What this task involves. Please copy each line below that contains the string "rules".

(Recorded data)
• • • •
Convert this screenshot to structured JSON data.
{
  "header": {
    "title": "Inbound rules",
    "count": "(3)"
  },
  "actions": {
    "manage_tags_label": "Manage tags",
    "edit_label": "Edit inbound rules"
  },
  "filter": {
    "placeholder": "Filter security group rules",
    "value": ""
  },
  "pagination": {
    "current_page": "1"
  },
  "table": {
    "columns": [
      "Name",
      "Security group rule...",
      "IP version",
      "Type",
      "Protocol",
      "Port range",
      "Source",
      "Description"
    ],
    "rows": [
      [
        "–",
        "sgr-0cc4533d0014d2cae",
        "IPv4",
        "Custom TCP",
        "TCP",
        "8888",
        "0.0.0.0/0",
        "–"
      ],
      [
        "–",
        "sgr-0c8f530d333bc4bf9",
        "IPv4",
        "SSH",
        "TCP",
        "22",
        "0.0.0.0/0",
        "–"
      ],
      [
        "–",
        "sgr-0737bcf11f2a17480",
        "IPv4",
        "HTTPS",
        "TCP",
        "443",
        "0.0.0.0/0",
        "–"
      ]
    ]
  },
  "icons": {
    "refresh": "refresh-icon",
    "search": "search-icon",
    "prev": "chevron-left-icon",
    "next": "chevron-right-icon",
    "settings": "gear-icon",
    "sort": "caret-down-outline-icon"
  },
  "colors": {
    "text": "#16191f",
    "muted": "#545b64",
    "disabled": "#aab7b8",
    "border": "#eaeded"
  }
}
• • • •
Exercise solution.
    "title": "Inbound rules",
    "edit_label": "Edit inbound rules"
    "placeholder": "Filter security group rules",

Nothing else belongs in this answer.